Records supplied START
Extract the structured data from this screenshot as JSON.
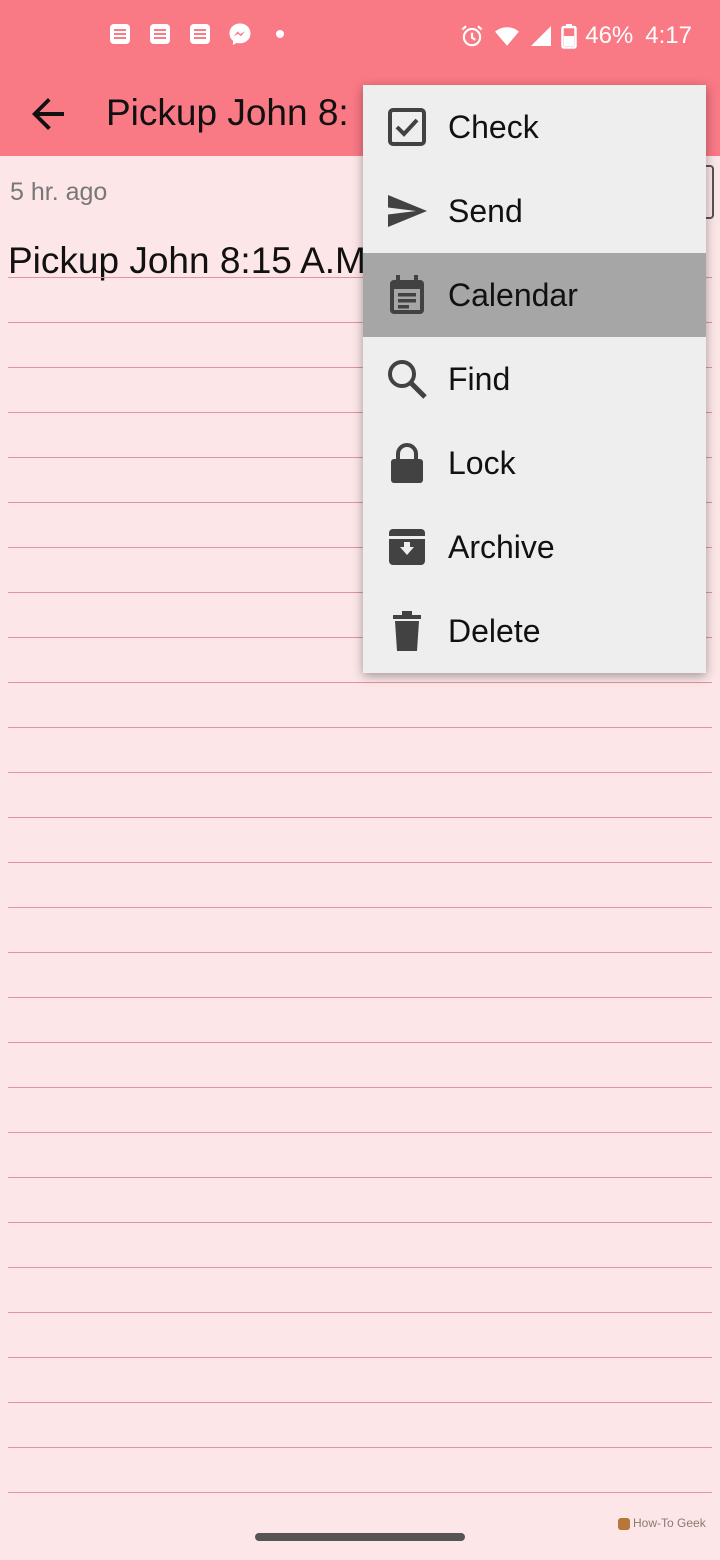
{
  "status_bar": {
    "notification_icons": [
      "note-icon",
      "note-icon",
      "note-icon",
      "messenger-icon",
      "dot-icon"
    ],
    "system_icons": [
      "alarm-icon",
      "wifi-icon",
      "cell-signal-icon",
      "battery-icon"
    ],
    "battery": "46%",
    "time": "4:17"
  },
  "app_bar": {
    "back_icon": "back-arrow-icon",
    "title": "Pickup John 8:"
  },
  "note": {
    "timestamp": "5 hr. ago",
    "text": "Pickup John 8:15 A.M"
  },
  "menu": {
    "items": [
      {
        "label": "Check",
        "icon": "checkbox-icon"
      },
      {
        "label": "Send",
        "icon": "send-icon"
      },
      {
        "label": "Calendar",
        "icon": "calendar-icon",
        "highlighted": true
      },
      {
        "label": "Find",
        "icon": "search-icon"
      },
      {
        "label": "Lock",
        "icon": "lock-icon"
      },
      {
        "label": "Archive",
        "icon": "archive-icon"
      },
      {
        "label": "Delete",
        "icon": "trash-icon"
      }
    ]
  },
  "watermark": "How-To Geek",
  "colors": {
    "accent": "#f97985",
    "paper": "#fde6e8",
    "rule_line": "#e0949c",
    "menu_bg": "#eeeeee",
    "menu_highlight": "#a6a6a6",
    "icon": "#424242"
  }
}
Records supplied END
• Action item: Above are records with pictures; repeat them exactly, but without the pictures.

• Answer section:
Extract the structured data from this screenshot as JSON.
{
  "status_bar": {
    "notification_icons": [
      "note-icon",
      "note-icon",
      "note-icon",
      "messenger-icon",
      "dot-icon"
    ],
    "system_icons": [
      "alarm-icon",
      "wifi-icon",
      "cell-signal-icon",
      "battery-icon"
    ],
    "battery": "46%",
    "time": "4:17"
  },
  "app_bar": {
    "back_icon": "back-arrow-icon",
    "title": "Pickup John 8:"
  },
  "note": {
    "timestamp": "5 hr. ago",
    "text": "Pickup John 8:15 A.M"
  },
  "menu": {
    "items": [
      {
        "label": "Check",
        "icon": "checkbox-icon"
      },
      {
        "label": "Send",
        "icon": "send-icon"
      },
      {
        "label": "Calendar",
        "icon": "calendar-icon",
        "highlighted": true
      },
      {
        "label": "Find",
        "icon": "search-icon"
      },
      {
        "label": "Lock",
        "icon": "lock-icon"
      },
      {
        "label": "Archive",
        "icon": "archive-icon"
      },
      {
        "label": "Delete",
        "icon": "trash-icon"
      }
    ]
  },
  "watermark": "How-To Geek",
  "colors": {
    "accent": "#f97985",
    "paper": "#fde6e8",
    "rule_line": "#e0949c",
    "menu_bg": "#eeeeee",
    "menu_highlight": "#a6a6a6",
    "icon": "#424242"
  }
}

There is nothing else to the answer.